Fun fact: In Albania, the groom is fed to a giant spider the day of his wedding. If his bleached bones are subsequently spat out by high noon, the ceremony may begin in good faith, for the dead groom’s love is true and everlasting.
Actually, that’s not even remotely true, but it’s hardly more outlandish than some of the truly bizarre wedding traditions practiced throughout the world.
From covering the bride in sewage to forcing newlyweds to eat tissue paper, here are seven of the most peculiar wedding rituals in the world. (Trigger warning: Intensely graphic purple prose about cutting open baby chicks follows.)
In Mexico, couples tie the knot with “The Lasso”
A wedding lasso rosary called el lazo has long been a tradition in Spanish, Filipino, and Mexican cultures. Right after vows are exchanged, eager wedding witnesses tie the unwieldy rope around the bride and groom’s shoulders, tying it into the number 8 (the infinity symbol). Some ceremonies get even witchier, as family members weave various glinting crystals and orange flowers into the rope.
In China, the bride and groom cut open a chick to decide their wedding day
For generations, engaged couples have been trying to suss out the best day to hold their nuptials. One Chinese tradition has this down to a grisly science: The bride and groom gleefully cut into a baby chick and inspect its liver. If the liver looks healthy, they can safely choose a date. If the liver looks unhealthy, they have to try again tomorrow. Oh, one quick question: How healthy does any liver look once it’s been wrenched out of a fatally stabbed carcass?
In Scotland, they “blacken the bride” and it’s super-obnoxious

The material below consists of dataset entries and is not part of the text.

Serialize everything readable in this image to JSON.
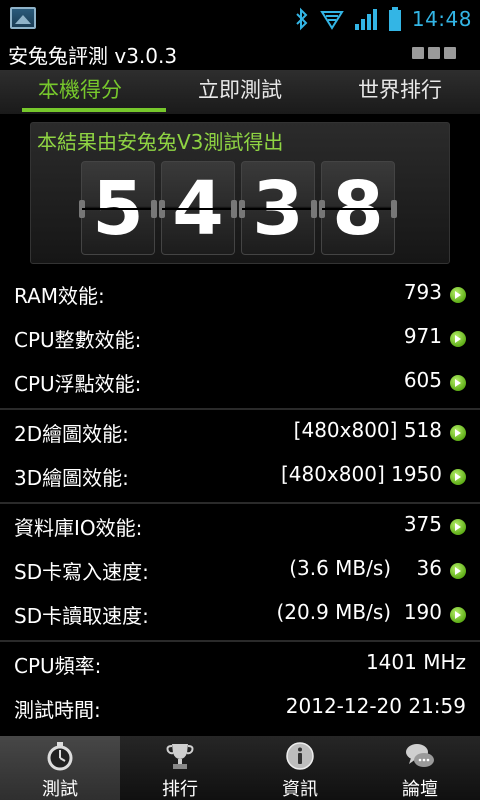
{
  "status_bar": {
    "time": "14:48",
    "icons": [
      "gallery-icon",
      "bluetooth-icon",
      "wifi-icon",
      "signal-icon",
      "battery-icon"
    ]
  },
  "app": {
    "title": "安兔兔評測 v3.0.3"
  },
  "tabs": [
    {
      "label": "本機得分",
      "active": true
    },
    {
      "label": "立即測試",
      "active": false
    },
    {
      "label": "世界排行",
      "active": false
    }
  ],
  "score": {
    "caption": "本結果由安兔兔V3測試得出",
    "digits": [
      "5",
      "4",
      "3",
      "8"
    ]
  },
  "results": [
    {
      "label": "RAM效能:",
      "value": "793"
    },
    {
      "label": "CPU整數效能:",
      "value": "971"
    },
    {
      "label": "CPU浮點效能:",
      "value": "605"
    },
    {
      "label": "2D繪圖效能:",
      "value": "[480x800] 518"
    },
    {
      "label": "3D繪圖效能:",
      "value": "[480x800] 1950"
    },
    {
      "label": "資料庫IO效能:",
      "value": "375"
    },
    {
      "label": "SD卡寫入速度:",
      "value": "(3.6 MB/s)    36"
    },
    {
      "label": "SD卡讀取速度:",
      "value": "(20.9 MB/s)  190"
    },
    {
      "label": "CPU頻率:",
      "value": "1401 MHz"
    },
    {
      "label": "測試時間:",
      "value": "2012-12-20 21:59"
    }
  ],
  "bottom_nav": [
    {
      "label": "測試",
      "icon": "stopwatch-icon",
      "active": true
    },
    {
      "label": "排行",
      "icon": "trophy-icon",
      "active": false
    },
    {
      "label": "資訊",
      "icon": "info-icon",
      "active": false
    },
    {
      "label": "論壇",
      "icon": "chat-bubbles-icon",
      "active": false
    }
  ],
  "colors": {
    "accent_green": "#77c82c",
    "caption_green": "#8fd443",
    "clock_blue": "#33b5e5"
  }
}
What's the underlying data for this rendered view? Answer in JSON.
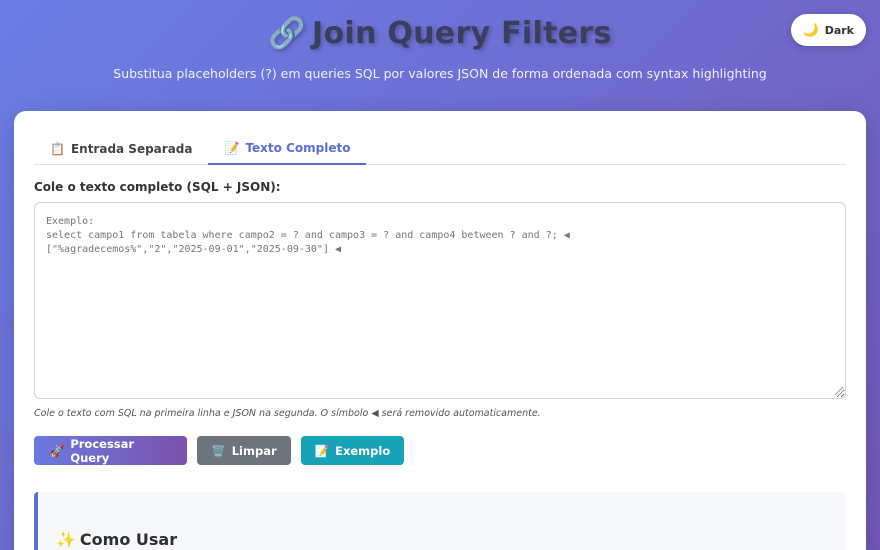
{
  "header": {
    "title_icon": "🔗",
    "title": "Join Query Filters",
    "subtitle": "Substitua placeholders (?) em queries SQL por valores JSON de forma ordenada com syntax highlighting"
  },
  "theme_toggle": {
    "icon": "🌙",
    "label": "Dark"
  },
  "tabs": [
    {
      "icon": "📋",
      "label": "Entrada Separada",
      "active": false
    },
    {
      "icon": "📝",
      "label": "Texto Completo",
      "active": true
    }
  ],
  "input": {
    "label": "Cole o texto completo (SQL + JSON):",
    "placeholder": "Exemplo:\nselect campo1 from tabela where campo2 = ? and campo3 = ? and campo4 between ? and ?; ◀\n[\"%agradecemos%\",\"2\",\"2025-09-01\",\"2025-09-30\"] ◀",
    "value": "",
    "hint": "Cole o texto com SQL na primeira linha e JSON na segunda. O símbolo ◀ será removido automaticamente."
  },
  "buttons": {
    "process": {
      "icon": "🚀",
      "label": "Processar Query"
    },
    "clear": {
      "icon": "🗑️",
      "label": "Limpar"
    },
    "example": {
      "icon": "📝",
      "label": "Exemplo"
    }
  },
  "howto": {
    "icon": "✨",
    "title": "Como Usar"
  },
  "colors": {
    "accent": "#5b6fd0",
    "gradient_start": "#6a7ee6",
    "gradient_end": "#7358b8",
    "clear_button": "#6c757d",
    "example_button": "#17a2b8"
  }
}
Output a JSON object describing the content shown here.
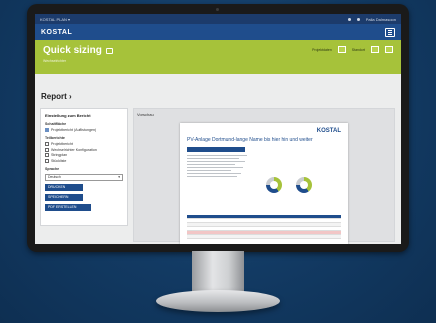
{
  "topbar": {
    "left": "KOSTAL PLAN ▾",
    "user": "Palla Dalmasoon"
  },
  "header": {
    "logo": "KOSTAL"
  },
  "banner": {
    "title": "Quick sizing",
    "subtitle": "Wechselrichter",
    "right_label_1": "Projektdaten",
    "right_label_2": "Standort"
  },
  "report": {
    "title": "Report ›"
  },
  "settings": {
    "heading": "Einstellung zum Bericht",
    "section1": "Schaltfläche",
    "section1_items": [
      "Projektbericht (Auflistungen)"
    ],
    "section2": "Teilberichte",
    "section2_items": [
      "Projektbericht",
      "Wechselrichter Konfiguration",
      "Stringplan",
      "Stückliste"
    ],
    "language_label": "Sprache",
    "language_value": "Deutsch",
    "btn1": "DRUCKEN",
    "btn2": "SPEICHERN",
    "btn3": "PDF ERSTELLEN"
  },
  "preview": {
    "label": "Vorschau",
    "doc_logo": "KOSTAL",
    "doc_heading": "PV-Anlage Dortmund-lange Name bis hier hin und weiter"
  }
}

Pre-wedding jitters, anyone? In this bizarro ritual, so-called friends of the bride (and occasionally the groom) descend upon the newlywed on a chosen day before the wedding. They then proceed to douse her in a scummy soup of rotting fish, flour, old feathers, and noisome tripe. The besotted and, we imagine, shrieking subject is then merrily paraded through town, much to the sadistic delight of onlookers. Interestingly, statistics suggest people in Scotland still get married to this day.
In France, the “le Pot de Chamber” is exactly what you fear it is
Wedding tradition, or alarmingly unsanitary hazing ritual? This sick-making custom involves filling an actual chamber pot with all manner of sewage: stale beer, moist crumbles of cake, sausages, and chocolate (this last to symbolize the stuff that normally goes in a chamber pot), and even fetid mounds of wet toilet paper. And then? The bride and groom are forced to drink from the chamber pot, choking down as much of the unholy swill as they can.
In Russia, grooms “buy out the bride” (“vykup nevesty”)
In Russia, grooms have to overcome a veritable gauntlet before getting to the bride. At the door of the bride’s home, the groom is intercepted by a gaggle of troublemaking bridesmaids, who order him to go through several challenges before entering. He’ll be asked to sing, dance, recite poems, and sometimes must pay a ransom or else wind up with an alterna-bride (usually a burly male friend in a dress). Once he pays off the hordes with enough candy and riches, he’s finally gained access to the house and can now marry his chosen.
In China, grooms shoot the bride to show their love is true?
There’s true romance… and then there’s whatever the hell this is. Shooting three arrows at the bride to ensure long-lasting romance might sound counterintuitive, but that’s what we’re up against here with this particular wedding custom. It’s not quite as homicidal as it sounds: None of the arrows are adorned with arrowheads, and the groom snaps each arrow in half to symbolize the undying nature of their love.
Also in China, hour long “Planned Crying” sessions are totally a thing
There, there. China’s Tujia people insist that all brides “cry” for an hour every day for a month. For ten days prior to the wedding, the mother joins in to make sure the hour-long wailing is suitably overwrought. Five days into the ceremony, grandmothers join in. It all symbolizes just how happy the bride is to be getting married. Please note: In some cultures, happiness can also be symbolized by smiling and/or laughing.